Nutritional properties and benefits

Although it has been ignored for a long time by the Western kitchen, because it was often consumed by African slaves and then singled out as "food of the poor", the Lady's finger actually has a very pleasant taste and a highly respected nutritional content: it possesses a very low-calorie, which allows it to be a food present in many diets, the pod is rich in vitamins, especially a and C, and folic acid, valuable ally for pregnant women.
Like all plant foods, it's also rich in fiber, whose importance at the metabolic level is unquestioned, but strangely also has good levels of calcium, essential for healthy bones.
The presence of these nutrients attaches to Lady's finger many beneficial properties, such as the ability to soothe inflammations of the gastrointestinal tract, to help the immune system in the production of probiotics and, according to some studies, to facilitate the absorption of sugar and then of reduce the level of glucose in the blood.

The use of Lady's finger in cooking

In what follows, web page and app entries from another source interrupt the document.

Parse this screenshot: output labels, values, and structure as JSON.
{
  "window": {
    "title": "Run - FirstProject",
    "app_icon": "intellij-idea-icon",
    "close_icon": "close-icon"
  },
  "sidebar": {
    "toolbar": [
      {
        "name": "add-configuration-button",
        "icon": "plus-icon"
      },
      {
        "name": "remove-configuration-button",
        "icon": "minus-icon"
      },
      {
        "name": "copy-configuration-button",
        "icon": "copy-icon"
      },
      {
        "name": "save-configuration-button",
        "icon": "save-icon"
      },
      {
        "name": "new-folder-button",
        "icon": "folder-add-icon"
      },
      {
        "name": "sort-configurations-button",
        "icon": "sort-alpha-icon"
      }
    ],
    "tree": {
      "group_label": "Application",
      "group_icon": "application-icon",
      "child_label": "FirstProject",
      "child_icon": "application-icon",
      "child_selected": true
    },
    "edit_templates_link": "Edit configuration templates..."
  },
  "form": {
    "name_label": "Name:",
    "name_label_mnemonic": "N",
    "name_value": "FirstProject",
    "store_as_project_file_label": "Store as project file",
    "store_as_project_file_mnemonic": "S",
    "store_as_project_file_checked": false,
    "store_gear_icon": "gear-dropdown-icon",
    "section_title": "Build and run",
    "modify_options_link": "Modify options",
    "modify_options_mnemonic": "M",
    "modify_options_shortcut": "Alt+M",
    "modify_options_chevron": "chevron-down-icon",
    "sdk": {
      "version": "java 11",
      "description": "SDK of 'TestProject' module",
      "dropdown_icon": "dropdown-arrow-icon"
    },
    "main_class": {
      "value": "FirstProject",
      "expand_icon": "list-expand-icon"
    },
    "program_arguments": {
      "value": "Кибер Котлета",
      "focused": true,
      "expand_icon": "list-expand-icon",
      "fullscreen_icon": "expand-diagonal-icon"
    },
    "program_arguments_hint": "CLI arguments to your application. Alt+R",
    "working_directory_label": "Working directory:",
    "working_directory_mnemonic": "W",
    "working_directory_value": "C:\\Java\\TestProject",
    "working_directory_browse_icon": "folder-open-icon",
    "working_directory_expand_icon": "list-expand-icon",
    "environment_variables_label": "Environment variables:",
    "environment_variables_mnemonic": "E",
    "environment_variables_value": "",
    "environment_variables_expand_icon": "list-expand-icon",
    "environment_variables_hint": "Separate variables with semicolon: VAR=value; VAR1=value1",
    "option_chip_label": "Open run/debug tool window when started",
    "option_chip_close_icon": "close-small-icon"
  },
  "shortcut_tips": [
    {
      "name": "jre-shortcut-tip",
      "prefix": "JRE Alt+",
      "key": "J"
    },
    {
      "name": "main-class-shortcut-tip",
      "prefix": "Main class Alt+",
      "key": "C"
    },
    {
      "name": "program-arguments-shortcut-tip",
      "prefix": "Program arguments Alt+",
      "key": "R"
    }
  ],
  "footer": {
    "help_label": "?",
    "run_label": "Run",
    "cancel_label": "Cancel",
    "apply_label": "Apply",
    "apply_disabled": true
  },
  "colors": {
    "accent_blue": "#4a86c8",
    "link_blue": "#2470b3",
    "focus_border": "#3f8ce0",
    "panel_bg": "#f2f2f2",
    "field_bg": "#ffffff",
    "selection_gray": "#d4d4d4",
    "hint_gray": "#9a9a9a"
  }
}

In Indian cuisine, the pod is used in the preparation of Bhindi Masala, a fast but very tasty dish: after being cut into circular pieces, is mixed with a fried onion, cumin seeds and garlic, and seasoned with salt and chopped coriander : the whole, once cooled, is eaten with bread or croutons.
In Brazil, where it is called Quiabo, it's served as a side dish, usually combined with rice and beans, but it's often eaten as a complete meal: it's the case of Quiabo Refogado, or in humid.
The preparation also in this case is very intuitive: the pod, is rubbed with lemon juice, operation that serves to eliminate the natural thickener contained in it in the form of dross, which is not appreciated by everyone, is subsequently rinsed in cold, slow cooking water in the pan, together with olive oil, garlic and pepper, until it reaches a smooth consistency without losing shape. The Lady's finger is likely to be also used in soups, as the liquid contained in it, highly thickener, makes dishes more velvety and creamy liquid: indeed, in the Balkan countries, the pod is the basis of each vegetable broth.


This plant, however, is not only used in cooking: in Africa, for example, the children play with the sticky liquid contained in the pod, using it as an adhesive substance for constructions made of sticks of wood or to decorate the face with forms obtained from the plant itself. From the pod instead, cut and boiled in plenty of water, we obtain a viscous liquid which, combined with lemon juice, is great for preparing a hair mask that has the ability to remove grease and invigorate the scalp, especially appreciated by the fairer sex: by the way, the fruit of this plant is called "lady fingers", due to the tapered shape and smooth skin, are a reminder of the hand, or rather say, of a young noblewoman.